Earlier this month, an 80-year-old, homeless, white-bearded man was found deceased under an overpass in San Diego, California. Nobody knew the man’s name, but friends referred to him as Jessie, so investigators decided to try DNA testing with hopes that something would pop up in the nationwide DNA database. What popped up on the computer screen in the high-tech lab stunned everyone. The DNA results of ‘Jessie Doe’ were an exact match to the one and only, Elvis Aaron Presley.
Lab technician Robert Brensdale said he and his lab assistant, Madeline Hedgespeth, laughed when the name popped up. “We thought somebody, somewhere, somehow in the system pulled the greatest and most elaborate prank on us ever, we both laughed with hysteria for about an hour,” Brensdale told Jerry Hardin of the Hollywood Word, a new entertainment publication based out of Los Angeles.

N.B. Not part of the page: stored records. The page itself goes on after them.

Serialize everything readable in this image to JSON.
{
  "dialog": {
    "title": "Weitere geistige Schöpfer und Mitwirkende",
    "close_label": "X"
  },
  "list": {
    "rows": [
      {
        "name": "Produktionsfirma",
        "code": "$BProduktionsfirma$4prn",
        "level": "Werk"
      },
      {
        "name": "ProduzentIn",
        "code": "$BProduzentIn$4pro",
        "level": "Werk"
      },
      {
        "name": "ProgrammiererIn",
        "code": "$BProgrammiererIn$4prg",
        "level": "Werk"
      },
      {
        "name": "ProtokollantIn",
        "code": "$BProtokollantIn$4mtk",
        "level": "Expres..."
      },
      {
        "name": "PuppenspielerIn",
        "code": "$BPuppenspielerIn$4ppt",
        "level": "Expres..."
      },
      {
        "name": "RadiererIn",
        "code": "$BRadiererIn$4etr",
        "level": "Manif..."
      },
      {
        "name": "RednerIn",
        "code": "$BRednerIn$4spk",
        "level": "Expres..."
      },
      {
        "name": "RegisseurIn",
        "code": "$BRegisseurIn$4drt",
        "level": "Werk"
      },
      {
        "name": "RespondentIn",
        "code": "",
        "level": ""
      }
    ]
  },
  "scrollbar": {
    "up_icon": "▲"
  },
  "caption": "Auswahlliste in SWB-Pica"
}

Soon afterwards links and excerpts referencing this article were being circulated via social media, with many of those who encountered the item mistaking it for a genuine news article. However, the report was just a spoof of the ubiquitous “Elvis is alive” and “Elvis faked his death” rumors that have circulated ever since the singer passed away in August 1977, accompanied by an artificial rendering of what an elderly Elvis might look like.
The spoof was published by the Empire News, a site that issues nothing but fictional stories with titles such as “Cure for Cancer Discovered; ‘Amazingly Simple’ Says Researcher,” and “College Student Excused from Classes After Dog Eats Grandmother,” and “Woman Gives Birth, Confuses Doctors by Asking for Maternity Test.”
The site’s disclaimer notes that “Empire News is intended for entertainment purposes only.”